The NJ Department of Health’s Childhood Lead webpage includes fact sheets regarding lead and drinking water, lead in drinking water at schools and child care centers (available in English and Spanish),preventing lead poisoning, testing for lead exposure, and other resources.
The NJ Department of Environmental Protection’s Lead webpage includes FAQs about lead in drinking water, steps consumers can take to reduce exposure from lead in drinking water, and other resources. Customers can check New Jersey Drinking Water Watch, which is an online resource enabling users to view drinking water information for New Jersey water systems.
The NJ Department of Human Services, Division of Medical Assistance & Health Services, has established a Lead Poisoning Prevention Resource site to share informational materials created (in multiple languages)to explain how children ages 6 and younger get lead poisoning, how it harms a child’s health, and how to prevent it.

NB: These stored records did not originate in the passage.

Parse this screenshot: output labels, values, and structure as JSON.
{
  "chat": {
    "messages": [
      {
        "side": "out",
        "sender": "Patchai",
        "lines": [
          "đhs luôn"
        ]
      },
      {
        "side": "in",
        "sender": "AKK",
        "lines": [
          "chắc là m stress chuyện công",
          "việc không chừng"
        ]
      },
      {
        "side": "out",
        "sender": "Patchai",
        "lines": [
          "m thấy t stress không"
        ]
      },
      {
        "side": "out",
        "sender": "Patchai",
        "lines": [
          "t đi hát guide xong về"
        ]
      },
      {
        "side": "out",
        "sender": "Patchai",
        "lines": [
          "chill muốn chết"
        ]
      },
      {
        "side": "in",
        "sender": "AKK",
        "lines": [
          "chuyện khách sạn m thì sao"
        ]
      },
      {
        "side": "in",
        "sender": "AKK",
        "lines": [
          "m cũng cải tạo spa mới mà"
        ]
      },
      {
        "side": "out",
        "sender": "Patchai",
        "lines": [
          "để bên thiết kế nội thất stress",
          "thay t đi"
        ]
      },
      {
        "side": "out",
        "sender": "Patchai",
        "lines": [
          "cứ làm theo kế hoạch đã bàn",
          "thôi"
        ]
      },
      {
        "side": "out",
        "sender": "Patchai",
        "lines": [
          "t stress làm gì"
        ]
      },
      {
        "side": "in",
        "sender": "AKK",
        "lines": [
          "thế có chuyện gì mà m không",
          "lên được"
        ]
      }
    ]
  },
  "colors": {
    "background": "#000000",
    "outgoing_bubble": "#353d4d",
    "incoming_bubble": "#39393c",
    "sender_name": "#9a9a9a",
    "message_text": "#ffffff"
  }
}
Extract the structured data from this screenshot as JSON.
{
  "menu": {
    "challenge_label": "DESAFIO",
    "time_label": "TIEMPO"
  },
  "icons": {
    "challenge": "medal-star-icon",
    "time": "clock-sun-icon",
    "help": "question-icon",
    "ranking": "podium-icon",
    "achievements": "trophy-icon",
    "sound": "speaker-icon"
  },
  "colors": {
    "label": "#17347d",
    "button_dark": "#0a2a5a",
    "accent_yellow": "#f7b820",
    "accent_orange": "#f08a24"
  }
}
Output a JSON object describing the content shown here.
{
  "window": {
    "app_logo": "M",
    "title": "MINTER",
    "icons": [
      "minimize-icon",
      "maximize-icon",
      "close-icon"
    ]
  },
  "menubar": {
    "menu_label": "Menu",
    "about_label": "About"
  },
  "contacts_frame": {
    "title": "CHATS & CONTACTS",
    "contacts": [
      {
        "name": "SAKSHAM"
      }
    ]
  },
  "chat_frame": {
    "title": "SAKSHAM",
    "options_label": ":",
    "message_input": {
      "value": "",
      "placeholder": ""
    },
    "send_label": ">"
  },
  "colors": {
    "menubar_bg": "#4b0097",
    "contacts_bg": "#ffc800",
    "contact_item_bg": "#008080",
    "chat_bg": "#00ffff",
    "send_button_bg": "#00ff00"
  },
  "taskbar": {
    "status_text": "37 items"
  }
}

The Murphy Administration and the NJ Poison Control Center have established a 24/7 Health Hotline for residents with questions and concerns about the health effects of lead exposure. The phone number for the Health Hotline is 1-866-448-2432. Calls to the Health Hotline are answered 24/7 by trained medical professionals – doctors, nurses, and pharmacists. Assistance is available in 150 languages.
The Department of Health has renewed its #kNOwLEAD public education campaign to increase awareness of all lead hazards including lead-based paint in homes built before 1978, leaded pipes and imported goods such as certain spices, ceramic pottery, and some herbal remedies and folk medicine. #kNOwLEAD educational posters are available in English, Spanish, and Hindi.
The U.S. Department of Agriculture, Division of Food and Nutrition Services, provides fact sheets and other helpful information regarding Water Availability in the Child and Adult Care Food Program, Federal Nutrition Programs: Reducing the Impact of Lead Exposure, and Resources for Making Potable Water Available in Schools and Child Care Facilities.
Concerned families can also focus on giving their children healthy foods – with calcium, iron, and Vitamin C – that may prevent lead from being absorbed into the body. Milk, yogurt, cheese, and leafy vegetables like spinach offer calcium. Lean meats, beans, peanut butter, and cereals provide iron. Oranges, green, and red peppers are a good source of Vitamin C, as well as juices with Vitamin C, such as orange, tomato, and grapefruit. For information regarding nutrition assistance services available for low-income families, pregnant women, infants and children under five years old, and others who may be eligible, please see The New Jersey Supplemental Nutrition Program for Women Infants and Children and New Jersey’s Supplemental Nutrition Assistance Program.
The NJ Department of Human Services encourages anyone who is feeling stressed or anxious to call New Jersey Mental Health Cares at (877) 294-HELP (4357). A TTY line is available for the deaf and hearing impaired at (877) 294-4356.
The NJ Department of Human Services encourages anyone whose child needs health insurance coverage to visit NJFamilyCare to learn if you are eligible for free or reduced cost coverage through Medicaid or the Children’s Health Insurance Program.